THE PROBLEM: Search the listing for the string "refresh". Copy every line that has it.

DATA SUPPLIED:
• • • • •

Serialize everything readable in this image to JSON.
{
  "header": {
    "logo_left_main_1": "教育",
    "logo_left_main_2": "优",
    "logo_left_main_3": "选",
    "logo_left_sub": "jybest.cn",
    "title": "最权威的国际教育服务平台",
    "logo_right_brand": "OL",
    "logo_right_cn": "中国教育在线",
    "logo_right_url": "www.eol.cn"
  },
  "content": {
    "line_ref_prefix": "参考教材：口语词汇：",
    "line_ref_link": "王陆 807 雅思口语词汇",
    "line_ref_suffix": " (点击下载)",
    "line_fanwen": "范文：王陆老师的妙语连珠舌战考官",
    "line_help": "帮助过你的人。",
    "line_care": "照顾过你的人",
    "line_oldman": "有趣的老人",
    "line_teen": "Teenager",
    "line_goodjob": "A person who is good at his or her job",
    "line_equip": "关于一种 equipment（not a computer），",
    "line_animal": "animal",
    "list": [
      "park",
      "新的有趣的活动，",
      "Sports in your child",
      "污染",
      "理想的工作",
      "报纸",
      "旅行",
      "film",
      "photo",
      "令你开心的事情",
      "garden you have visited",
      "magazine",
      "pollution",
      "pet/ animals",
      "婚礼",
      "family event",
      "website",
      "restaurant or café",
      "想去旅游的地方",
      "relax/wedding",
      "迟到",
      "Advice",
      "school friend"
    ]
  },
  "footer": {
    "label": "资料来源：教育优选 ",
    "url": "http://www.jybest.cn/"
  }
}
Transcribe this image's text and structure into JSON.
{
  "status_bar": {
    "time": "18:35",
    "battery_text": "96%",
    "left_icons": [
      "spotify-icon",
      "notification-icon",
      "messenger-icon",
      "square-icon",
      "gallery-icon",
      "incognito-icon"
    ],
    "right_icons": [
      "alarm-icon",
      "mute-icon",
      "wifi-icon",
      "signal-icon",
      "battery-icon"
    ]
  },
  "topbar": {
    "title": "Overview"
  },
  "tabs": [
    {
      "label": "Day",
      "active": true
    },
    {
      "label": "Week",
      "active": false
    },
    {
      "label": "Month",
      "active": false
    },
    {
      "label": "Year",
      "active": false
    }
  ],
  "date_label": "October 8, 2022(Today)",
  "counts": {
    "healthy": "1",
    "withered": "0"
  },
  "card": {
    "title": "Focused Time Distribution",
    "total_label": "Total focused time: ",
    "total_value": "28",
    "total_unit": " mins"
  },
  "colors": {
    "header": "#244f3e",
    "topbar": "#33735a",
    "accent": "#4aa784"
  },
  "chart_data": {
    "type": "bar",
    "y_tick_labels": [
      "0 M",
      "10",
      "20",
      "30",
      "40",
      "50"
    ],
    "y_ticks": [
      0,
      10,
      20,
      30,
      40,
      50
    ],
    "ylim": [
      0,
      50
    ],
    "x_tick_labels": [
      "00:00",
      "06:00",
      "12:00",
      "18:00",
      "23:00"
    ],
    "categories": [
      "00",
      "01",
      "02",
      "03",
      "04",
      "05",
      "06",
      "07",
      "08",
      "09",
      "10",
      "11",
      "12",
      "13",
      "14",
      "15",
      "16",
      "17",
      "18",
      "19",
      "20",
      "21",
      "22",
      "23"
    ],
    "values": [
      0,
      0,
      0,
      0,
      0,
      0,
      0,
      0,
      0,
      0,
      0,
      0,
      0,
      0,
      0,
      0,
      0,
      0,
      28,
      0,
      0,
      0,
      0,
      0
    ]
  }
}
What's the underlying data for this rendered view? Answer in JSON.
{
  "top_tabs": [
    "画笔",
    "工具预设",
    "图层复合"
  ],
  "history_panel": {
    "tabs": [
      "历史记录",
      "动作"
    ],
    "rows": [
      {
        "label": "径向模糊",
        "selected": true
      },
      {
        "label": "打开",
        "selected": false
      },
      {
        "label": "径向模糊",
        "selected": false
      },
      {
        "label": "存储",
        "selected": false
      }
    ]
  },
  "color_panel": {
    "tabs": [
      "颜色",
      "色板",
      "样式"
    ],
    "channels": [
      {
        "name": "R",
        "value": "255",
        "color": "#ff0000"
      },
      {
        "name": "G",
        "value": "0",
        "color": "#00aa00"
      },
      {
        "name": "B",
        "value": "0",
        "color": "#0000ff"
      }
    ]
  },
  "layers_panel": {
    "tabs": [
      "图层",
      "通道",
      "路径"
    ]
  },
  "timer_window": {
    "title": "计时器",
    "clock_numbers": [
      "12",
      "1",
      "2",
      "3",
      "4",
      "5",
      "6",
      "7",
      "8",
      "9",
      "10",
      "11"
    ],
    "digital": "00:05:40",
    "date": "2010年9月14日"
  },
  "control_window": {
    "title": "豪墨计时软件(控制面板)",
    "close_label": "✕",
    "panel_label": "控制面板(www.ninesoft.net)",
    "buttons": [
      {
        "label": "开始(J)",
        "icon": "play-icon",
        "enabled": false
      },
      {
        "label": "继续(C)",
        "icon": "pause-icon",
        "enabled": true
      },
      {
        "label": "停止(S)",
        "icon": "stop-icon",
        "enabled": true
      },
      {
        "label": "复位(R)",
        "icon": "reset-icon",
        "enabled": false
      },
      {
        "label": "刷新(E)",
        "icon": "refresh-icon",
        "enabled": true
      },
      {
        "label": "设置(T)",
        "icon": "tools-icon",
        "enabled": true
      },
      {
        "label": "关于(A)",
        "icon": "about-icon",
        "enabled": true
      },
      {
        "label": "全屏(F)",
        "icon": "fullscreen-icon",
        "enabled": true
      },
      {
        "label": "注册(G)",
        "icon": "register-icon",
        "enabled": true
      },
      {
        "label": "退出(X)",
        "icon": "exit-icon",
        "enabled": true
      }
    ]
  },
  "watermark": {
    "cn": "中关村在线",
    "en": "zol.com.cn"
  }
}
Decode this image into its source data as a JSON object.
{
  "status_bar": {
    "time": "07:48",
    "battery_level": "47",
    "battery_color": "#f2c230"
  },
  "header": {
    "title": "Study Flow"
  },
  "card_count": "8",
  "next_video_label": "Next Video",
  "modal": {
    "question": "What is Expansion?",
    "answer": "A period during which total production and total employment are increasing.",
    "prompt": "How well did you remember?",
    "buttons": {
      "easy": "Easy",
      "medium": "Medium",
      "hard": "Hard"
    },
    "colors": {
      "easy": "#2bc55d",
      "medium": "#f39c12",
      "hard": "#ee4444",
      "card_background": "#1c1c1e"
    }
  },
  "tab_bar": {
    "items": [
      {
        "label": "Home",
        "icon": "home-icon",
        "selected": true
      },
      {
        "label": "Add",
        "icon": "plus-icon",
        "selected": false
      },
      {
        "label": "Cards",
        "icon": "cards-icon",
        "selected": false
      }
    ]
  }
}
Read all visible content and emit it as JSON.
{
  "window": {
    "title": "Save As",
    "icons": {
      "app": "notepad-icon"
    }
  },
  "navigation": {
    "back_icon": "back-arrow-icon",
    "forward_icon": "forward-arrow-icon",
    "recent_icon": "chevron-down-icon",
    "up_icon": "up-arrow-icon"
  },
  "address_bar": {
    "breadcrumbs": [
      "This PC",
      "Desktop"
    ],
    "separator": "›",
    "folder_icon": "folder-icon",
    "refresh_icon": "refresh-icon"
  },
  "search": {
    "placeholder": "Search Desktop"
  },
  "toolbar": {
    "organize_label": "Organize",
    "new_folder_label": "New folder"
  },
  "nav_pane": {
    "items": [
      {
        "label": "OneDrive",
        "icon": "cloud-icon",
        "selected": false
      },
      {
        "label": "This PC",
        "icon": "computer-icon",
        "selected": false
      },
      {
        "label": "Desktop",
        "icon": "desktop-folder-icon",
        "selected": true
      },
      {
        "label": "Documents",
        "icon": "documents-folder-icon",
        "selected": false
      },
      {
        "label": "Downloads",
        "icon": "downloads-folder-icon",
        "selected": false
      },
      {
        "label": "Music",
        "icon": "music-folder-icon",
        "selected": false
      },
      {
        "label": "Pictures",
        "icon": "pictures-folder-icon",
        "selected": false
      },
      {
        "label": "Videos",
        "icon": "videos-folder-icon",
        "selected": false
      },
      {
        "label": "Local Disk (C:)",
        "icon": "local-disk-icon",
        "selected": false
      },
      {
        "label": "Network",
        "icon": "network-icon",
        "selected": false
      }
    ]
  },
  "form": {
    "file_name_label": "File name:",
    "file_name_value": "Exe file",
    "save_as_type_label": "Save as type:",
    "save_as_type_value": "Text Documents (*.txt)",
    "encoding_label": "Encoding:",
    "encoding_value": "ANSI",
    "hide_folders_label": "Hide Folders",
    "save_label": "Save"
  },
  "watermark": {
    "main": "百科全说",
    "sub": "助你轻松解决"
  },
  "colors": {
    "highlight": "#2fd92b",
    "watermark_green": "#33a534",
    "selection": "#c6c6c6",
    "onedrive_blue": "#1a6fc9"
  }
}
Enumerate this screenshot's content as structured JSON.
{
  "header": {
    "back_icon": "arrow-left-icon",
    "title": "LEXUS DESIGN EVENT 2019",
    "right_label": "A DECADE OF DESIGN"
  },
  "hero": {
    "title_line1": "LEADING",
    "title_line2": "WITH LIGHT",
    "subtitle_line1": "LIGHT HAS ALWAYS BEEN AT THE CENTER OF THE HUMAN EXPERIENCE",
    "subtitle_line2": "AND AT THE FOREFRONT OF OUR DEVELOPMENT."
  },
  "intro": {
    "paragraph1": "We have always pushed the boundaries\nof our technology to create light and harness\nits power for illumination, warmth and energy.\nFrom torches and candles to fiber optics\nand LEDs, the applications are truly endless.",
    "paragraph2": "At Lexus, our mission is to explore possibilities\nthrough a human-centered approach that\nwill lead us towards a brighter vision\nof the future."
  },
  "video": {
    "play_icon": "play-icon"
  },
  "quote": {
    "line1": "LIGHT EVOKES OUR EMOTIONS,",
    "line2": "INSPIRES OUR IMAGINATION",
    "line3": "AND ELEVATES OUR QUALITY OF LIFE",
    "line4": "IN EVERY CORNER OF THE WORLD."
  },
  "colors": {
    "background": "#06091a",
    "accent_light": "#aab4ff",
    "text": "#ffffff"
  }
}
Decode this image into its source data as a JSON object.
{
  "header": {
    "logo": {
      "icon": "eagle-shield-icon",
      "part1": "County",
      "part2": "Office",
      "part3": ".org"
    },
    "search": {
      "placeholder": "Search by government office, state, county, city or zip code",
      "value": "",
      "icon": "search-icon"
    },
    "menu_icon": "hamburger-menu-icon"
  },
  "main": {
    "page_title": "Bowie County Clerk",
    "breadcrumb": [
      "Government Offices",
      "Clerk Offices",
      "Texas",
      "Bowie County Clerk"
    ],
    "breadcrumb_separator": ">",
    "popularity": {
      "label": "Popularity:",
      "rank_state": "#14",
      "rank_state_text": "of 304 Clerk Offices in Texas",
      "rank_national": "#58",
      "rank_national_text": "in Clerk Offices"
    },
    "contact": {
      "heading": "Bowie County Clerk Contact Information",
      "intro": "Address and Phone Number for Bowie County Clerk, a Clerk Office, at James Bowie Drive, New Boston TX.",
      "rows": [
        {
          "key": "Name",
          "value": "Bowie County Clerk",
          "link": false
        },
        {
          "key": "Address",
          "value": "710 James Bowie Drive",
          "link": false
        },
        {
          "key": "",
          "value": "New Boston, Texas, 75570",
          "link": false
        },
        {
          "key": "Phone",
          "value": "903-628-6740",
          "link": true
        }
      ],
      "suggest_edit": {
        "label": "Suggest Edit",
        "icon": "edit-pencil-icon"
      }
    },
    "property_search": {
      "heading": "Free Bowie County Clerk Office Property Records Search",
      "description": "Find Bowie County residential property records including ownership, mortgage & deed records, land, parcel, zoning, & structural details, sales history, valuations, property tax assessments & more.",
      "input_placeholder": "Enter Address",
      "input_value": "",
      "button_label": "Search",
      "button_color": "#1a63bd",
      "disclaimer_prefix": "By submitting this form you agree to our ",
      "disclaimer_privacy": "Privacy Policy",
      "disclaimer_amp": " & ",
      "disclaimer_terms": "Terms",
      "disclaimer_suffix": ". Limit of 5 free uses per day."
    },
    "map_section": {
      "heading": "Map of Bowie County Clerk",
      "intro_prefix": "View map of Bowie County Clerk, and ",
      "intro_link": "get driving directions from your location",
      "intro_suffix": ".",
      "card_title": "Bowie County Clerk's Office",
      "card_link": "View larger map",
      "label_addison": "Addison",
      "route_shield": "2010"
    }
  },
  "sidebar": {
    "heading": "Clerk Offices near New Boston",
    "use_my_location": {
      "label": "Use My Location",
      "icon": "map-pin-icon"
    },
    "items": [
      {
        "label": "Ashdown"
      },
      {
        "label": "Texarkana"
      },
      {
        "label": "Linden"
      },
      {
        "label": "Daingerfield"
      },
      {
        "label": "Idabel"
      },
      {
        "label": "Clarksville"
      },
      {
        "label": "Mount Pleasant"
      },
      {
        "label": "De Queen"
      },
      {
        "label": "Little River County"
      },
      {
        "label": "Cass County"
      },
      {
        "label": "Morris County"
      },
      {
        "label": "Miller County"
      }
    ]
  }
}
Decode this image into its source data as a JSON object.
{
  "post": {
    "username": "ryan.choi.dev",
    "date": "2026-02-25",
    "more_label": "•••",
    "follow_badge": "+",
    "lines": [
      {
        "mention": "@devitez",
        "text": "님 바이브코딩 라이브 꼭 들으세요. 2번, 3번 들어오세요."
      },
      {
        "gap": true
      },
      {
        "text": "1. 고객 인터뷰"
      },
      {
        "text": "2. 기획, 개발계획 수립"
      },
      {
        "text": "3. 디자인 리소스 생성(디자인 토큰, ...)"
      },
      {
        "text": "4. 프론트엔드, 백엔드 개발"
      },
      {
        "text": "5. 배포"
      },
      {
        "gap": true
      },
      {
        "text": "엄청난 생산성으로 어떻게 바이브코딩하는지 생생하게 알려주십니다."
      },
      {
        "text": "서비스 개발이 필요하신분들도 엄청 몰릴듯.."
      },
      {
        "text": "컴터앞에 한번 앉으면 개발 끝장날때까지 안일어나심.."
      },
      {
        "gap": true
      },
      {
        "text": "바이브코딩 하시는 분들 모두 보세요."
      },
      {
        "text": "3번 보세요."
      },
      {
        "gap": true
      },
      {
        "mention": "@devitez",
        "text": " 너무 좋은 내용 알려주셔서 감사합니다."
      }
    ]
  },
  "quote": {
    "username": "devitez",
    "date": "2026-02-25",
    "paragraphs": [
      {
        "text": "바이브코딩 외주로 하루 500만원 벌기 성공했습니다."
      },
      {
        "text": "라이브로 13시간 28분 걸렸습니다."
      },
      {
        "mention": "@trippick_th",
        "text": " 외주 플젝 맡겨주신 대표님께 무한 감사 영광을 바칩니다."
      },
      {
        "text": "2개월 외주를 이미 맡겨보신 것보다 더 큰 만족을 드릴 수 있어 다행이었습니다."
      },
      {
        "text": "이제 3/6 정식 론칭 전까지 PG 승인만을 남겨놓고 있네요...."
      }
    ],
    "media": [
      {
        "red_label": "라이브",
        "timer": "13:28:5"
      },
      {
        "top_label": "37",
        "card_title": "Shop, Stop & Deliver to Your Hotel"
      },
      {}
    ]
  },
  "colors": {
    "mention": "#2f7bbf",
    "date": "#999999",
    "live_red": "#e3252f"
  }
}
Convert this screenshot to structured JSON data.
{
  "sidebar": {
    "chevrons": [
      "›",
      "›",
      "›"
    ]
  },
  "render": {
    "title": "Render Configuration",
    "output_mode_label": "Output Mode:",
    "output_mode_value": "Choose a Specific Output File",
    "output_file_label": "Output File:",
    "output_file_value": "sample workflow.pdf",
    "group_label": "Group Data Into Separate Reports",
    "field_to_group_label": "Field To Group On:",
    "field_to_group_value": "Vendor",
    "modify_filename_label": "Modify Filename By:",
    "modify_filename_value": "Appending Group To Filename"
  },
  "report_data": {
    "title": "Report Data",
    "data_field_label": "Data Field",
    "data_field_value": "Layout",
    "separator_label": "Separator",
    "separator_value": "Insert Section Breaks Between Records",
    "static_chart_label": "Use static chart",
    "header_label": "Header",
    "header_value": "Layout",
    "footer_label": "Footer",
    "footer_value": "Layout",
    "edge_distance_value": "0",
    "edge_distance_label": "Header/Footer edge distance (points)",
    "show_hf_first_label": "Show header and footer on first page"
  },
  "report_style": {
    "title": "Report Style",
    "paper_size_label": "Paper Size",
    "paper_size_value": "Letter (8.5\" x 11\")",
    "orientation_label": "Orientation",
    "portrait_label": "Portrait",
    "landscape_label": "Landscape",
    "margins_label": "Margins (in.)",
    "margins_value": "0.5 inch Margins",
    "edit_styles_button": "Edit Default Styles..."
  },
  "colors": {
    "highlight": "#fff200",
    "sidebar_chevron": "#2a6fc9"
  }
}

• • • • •

RESPONSE FOR THIS EXERCISE:
        "icon": "refresh-icon",
    "refresh_icon": "refresh-icon"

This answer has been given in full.